■ **INPUT MATERIAL**:

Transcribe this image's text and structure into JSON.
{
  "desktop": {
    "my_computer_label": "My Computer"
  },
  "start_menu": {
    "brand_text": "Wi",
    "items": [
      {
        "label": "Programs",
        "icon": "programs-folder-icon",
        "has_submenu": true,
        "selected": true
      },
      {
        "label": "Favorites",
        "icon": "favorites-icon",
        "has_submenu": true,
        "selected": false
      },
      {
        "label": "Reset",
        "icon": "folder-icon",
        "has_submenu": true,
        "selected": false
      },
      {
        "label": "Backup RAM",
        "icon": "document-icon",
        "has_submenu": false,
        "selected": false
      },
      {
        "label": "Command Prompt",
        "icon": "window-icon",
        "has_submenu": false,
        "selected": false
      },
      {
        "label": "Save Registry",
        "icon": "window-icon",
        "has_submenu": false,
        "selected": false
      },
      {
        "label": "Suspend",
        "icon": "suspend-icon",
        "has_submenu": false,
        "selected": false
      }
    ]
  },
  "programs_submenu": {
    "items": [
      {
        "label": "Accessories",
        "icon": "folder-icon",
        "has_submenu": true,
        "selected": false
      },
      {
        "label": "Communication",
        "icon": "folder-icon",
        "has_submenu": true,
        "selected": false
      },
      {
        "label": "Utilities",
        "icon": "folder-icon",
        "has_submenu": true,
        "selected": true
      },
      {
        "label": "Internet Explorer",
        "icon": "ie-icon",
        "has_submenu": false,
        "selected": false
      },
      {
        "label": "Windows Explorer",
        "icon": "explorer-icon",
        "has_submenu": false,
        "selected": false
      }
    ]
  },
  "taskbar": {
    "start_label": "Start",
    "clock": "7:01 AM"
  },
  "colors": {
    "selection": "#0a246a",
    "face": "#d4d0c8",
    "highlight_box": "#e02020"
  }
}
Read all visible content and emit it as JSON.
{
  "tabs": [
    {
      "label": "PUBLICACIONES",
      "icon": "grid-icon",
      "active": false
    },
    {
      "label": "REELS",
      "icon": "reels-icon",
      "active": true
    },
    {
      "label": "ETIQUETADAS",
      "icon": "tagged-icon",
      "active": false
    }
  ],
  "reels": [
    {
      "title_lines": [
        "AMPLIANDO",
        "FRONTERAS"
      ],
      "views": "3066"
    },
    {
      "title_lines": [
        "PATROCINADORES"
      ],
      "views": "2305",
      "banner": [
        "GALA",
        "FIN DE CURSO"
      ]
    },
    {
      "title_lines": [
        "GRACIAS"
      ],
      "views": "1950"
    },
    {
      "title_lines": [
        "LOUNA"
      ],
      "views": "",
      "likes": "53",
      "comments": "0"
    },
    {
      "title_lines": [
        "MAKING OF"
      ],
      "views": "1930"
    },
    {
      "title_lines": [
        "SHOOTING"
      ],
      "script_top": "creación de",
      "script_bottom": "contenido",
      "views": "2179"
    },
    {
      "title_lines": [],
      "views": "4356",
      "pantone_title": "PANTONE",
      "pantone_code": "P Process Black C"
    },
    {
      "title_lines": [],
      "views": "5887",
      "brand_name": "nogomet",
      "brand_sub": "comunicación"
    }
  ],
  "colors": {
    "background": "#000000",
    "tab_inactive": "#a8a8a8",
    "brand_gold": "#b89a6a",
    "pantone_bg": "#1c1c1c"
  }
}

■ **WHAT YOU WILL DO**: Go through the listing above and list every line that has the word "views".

■ **RESULT FOR THIS EXERCISE**:
      "views": "3066"
      "views": "2305",
      "views": "1950"
      "views": "",
      "views": "1930"
      "views": "2179"
      "views": "4356",
      "views": "5887",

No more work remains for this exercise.